Kids want a real gun under the Christmas tree
POSTED: Friday, December 7, 2012 - 6:53pm
UPDATED: Saturday, December 8, 2012 - 8:47pm
Tyler, TX — Many kids are anxious to open presents this Christmas. Some children want a firearm.
Kids don't want a toy gun under the Christmas tree, they want a real gun on the tree.
We're told kids are learning how to shoot earlier these days.
But how young is too young for kids to get that first gun as a gift?
Kids are curious about guns as young as five years old. They watch action movies, watch mom and dad using a gun when their out hunting or at the shooting range.
KETK spoke to Lock & Load in Tyler to ask the professionals opinion on when the first firearm is appropriate.
The owner of Lock & Load, Steven Prater tells KETK,
"A lot of it depends on the parents...what type of supervision they have, what type of knowledge they have for firearms. If a parent is going to go to the point to buy a firearm for their child, that's good thing because that means the parents have some knowledge of it, but what I found to be important is that it's hands on training, spending time with a child," says Steven Prater.
Prater has four kids and he says he's never worried if a gun is lying around because he knows his kids will not touch it.
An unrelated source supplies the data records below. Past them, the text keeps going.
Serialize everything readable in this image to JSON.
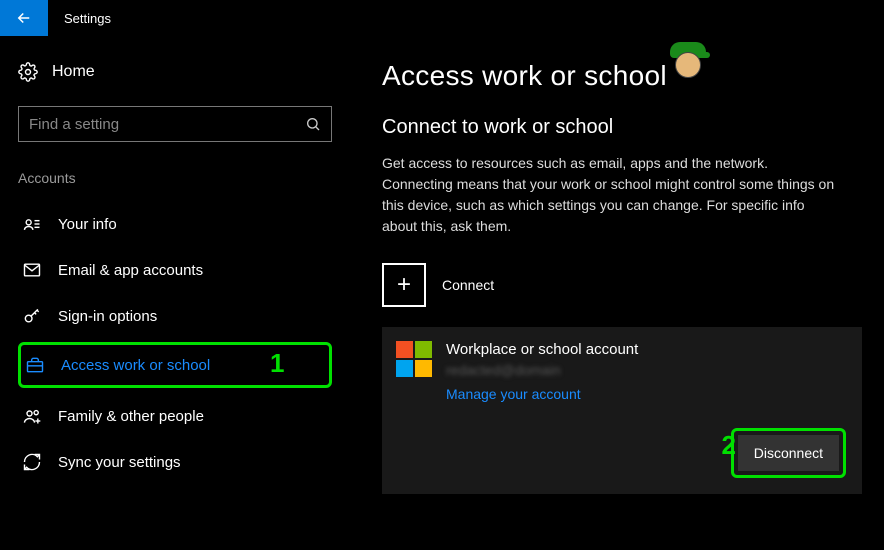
{
  "header": {
    "title": "Settings"
  },
  "sidebar": {
    "home_label": "Home",
    "search_placeholder": "Find a setting",
    "section_label": "Accounts",
    "items": [
      {
        "label": "Your info",
        "icon": "user-card-icon"
      },
      {
        "label": "Email & app accounts",
        "icon": "mail-icon"
      },
      {
        "label": "Sign-in options",
        "icon": "key-icon"
      },
      {
        "label": "Access work or school",
        "icon": "briefcase-icon"
      },
      {
        "label": "Family & other people",
        "icon": "people-icon"
      },
      {
        "label": "Sync your settings",
        "icon": "sync-icon"
      }
    ]
  },
  "main": {
    "page_title": "Access work or school",
    "section_title": "Connect to work or school",
    "description": "Get access to resources such as email, apps and the network. Connecting means that your work or school might control some things on this device, such as which settings you can change. For specific info about this, ask them.",
    "connect_label": "Connect",
    "account": {
      "title": "Workplace or school account",
      "subtitle": "redacted@domain",
      "manage_link": "Manage your account",
      "disconnect_label": "Disconnect"
    }
  },
  "annotations": {
    "marker1": "1",
    "marker2": "2"
  }
}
Prater tells KETK, if gun safety is taught properly, it sticks with them, then there's no mistake.
"What we've learned is the younger the better actually, because their mind are like steel traps," says Steven Prater.
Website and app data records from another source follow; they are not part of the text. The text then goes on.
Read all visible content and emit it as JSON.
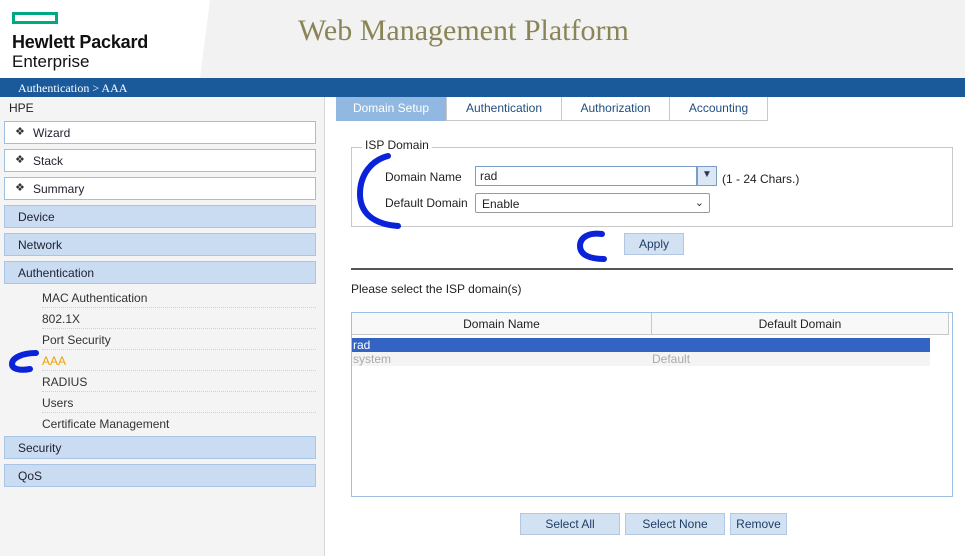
{
  "header": {
    "logo_line1": "Hewlett Packard",
    "logo_line2": "Enterprise",
    "title": "Web Management Platform",
    "breadcrumb": "Authentication > AAA"
  },
  "sidebar": {
    "root": "HPE",
    "top_items": [
      {
        "label": "Wizard"
      },
      {
        "label": "Stack"
      },
      {
        "label": "Summary"
      }
    ],
    "categories": [
      {
        "label": "Device"
      },
      {
        "label": "Network"
      },
      {
        "label": "Authentication"
      }
    ],
    "sub_items": [
      {
        "label": "MAC Authentication"
      },
      {
        "label": "802.1X"
      },
      {
        "label": "Port Security"
      },
      {
        "label": "AAA"
      },
      {
        "label": "RADIUS"
      },
      {
        "label": "Users"
      },
      {
        "label": "Certificate Management"
      }
    ],
    "bottom_categories": [
      {
        "label": "Security"
      },
      {
        "label": "QoS"
      }
    ]
  },
  "tabs": [
    {
      "label": "Domain Setup"
    },
    {
      "label": "Authentication"
    },
    {
      "label": "Authorization"
    },
    {
      "label": "Accounting"
    }
  ],
  "form": {
    "legend": "ISP Domain",
    "domain_name_label": "Domain Name",
    "domain_name_value": "rad",
    "char_hint": "(1 - 24 Chars.)",
    "default_domain_label": "Default Domain",
    "default_domain_value": "Enable",
    "apply_label": "Apply"
  },
  "table": {
    "prompt": "Please select the ISP domain(s)",
    "headers": [
      "Domain Name",
      "Default Domain"
    ],
    "rows": [
      {
        "name": "rad",
        "default": ""
      },
      {
        "name": "system",
        "default": "Default"
      }
    ]
  },
  "actions": {
    "select_all": "Select All",
    "select_none": "Select None",
    "remove": "Remove"
  },
  "colors": {
    "accent_blue": "#1b5a9a",
    "logo_green": "#01a982",
    "title_olive": "#8a8456",
    "selected_row": "#3364c4",
    "annotation_blue": "#0a22d8",
    "active_link": "#f0a000"
  }
}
Robert Quates, Sales & Firearm Instructor at Lock & Load, tells KETK it's parents responsibility to teach and talk to their kids about gun safety, and Quates says to teach them at a young age.
"They can understand... you know... how to not mess with a weapon when parents aren't around. The importance of keeping your finger off the trigger and I take them and let them shoot and show them what the weapon can do if it is misused and stuff like that, so it's very important to start your kids off young," says Robert Quates, Sales & Firearm Instructor .
Prater tells KETK, parents should teach their kids to treat every gun as if it's loaded, know what's behind the target, be positive. Instilling the basic principals makes it a safer environment for everybody.